As the apps available for iOS get ever more complex, so storage space becomes more of an issue. Load up some sample-based instruments, a DAW and do some high quality recording and you can already be pushing the limits of a 32GB device. Factor in a few movie files and you can soon be up towards 64GB. And with the highest capacity models (256GB models are available) being expensive, you need a cheaper way to expand. Here are three - each with different implications for musicians.
This is the best option for musicians since it offers the fastest transfer of files of any expansion method. Devices that connect directly to the Lightning port can add lots of storage capacity - devices like the Leef iBridge 3, PKparis K’ablekey or Mophie Space Pack. However this method - like all the methods on offer - is not ideal for realtime recording. Unlike a desktop operating system, iOS is tightly locked down and won’t automatically let any app access any connected storage device.
These kinds of storage devices (and the wireless ones discussed below) invariably have their own file management app through which you have to transfer files. Whether or not your mobile DAW allows direct access to files within that app is down to the developer, but most do not. So it is a case of importing audio files from the device via its app into your mobile DAW, or doing the reverse to back up.
Actual audio tracking will usually have to be done to your iOS device’s own storage, and then files transferred afterwards for backup. Bear in mind also that large apps like sample-based instruments generally require you to store all their library content on the iOS device and don’t have an option to offload it like you do on the desktop. Some do allow you to manage content though, downloading only the sound sets you need as and when you need them, which helps with file management.
This is similar to the plug-in method, except that the storage devices tend to have higher capacities. Wireless-capable hard drives like Seagate’s Personal Cloud, Buffalo MiniStation Air 2 or an NAS or Seagate Wireless Mobile drives offer much higher capacities - often in excess of 1TB - but have slower file transfer than wired drives. The same caveat about having to transfer files via an app also applies. They are easier to share between devices since they can be accessed by mobile or desktop machines.
Apple’s iCloud storage is actually pretty inexpensive for what you get, and also considering that it’s integrated into iOS and apps like Logic and GarageBand - and increasingly many third party music apps - so well. You can bump up to 50GB for under a dollar a month. It’s become a much better proposition since iOS11 and the introduction of the Files app that finally lets you use your iCloud Drive for easy storage, management and access from iOS just like you can on the desktop. Google Drive and Dropbox are also great cloud storage options though any remote storage is better for file transfer than live recording or streaming.

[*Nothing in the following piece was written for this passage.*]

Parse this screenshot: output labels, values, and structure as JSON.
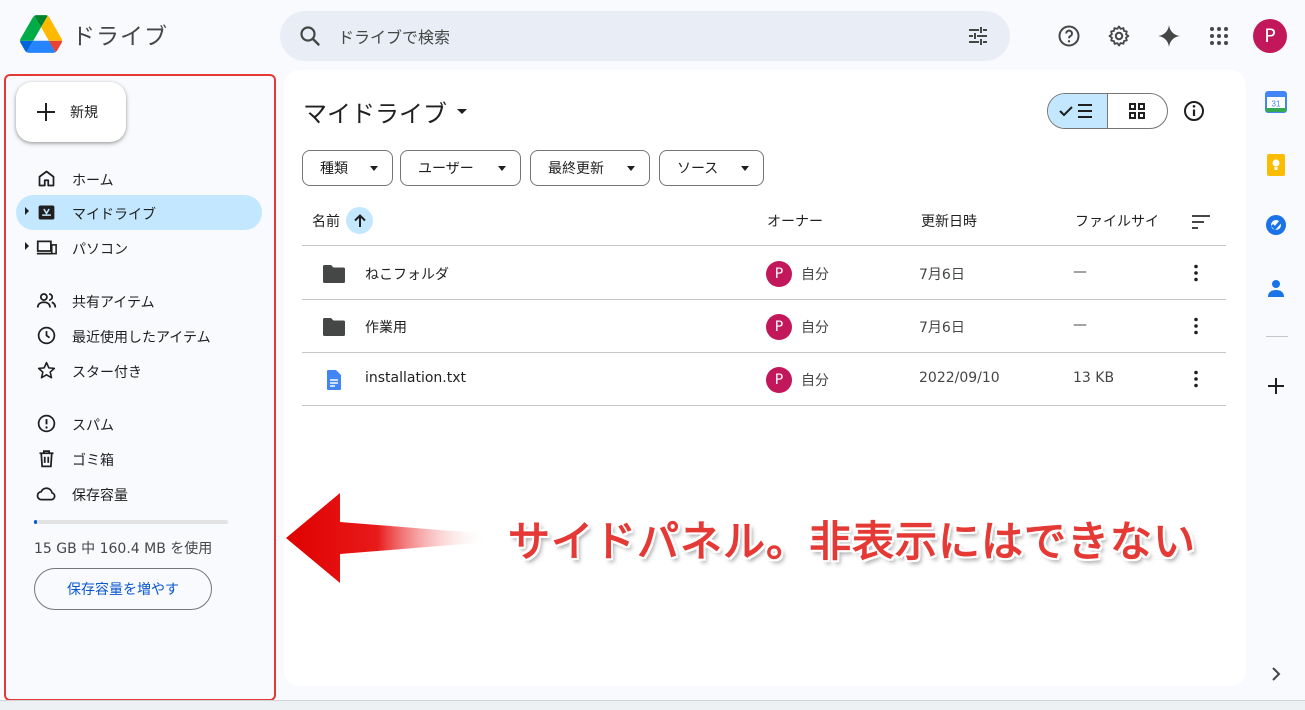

Learn more about making music on iOS with pro video courses on Cubasis, GarageBand and much more in the Ask.Audio Academy: https://ask.audio/academy?nleloc=new-releases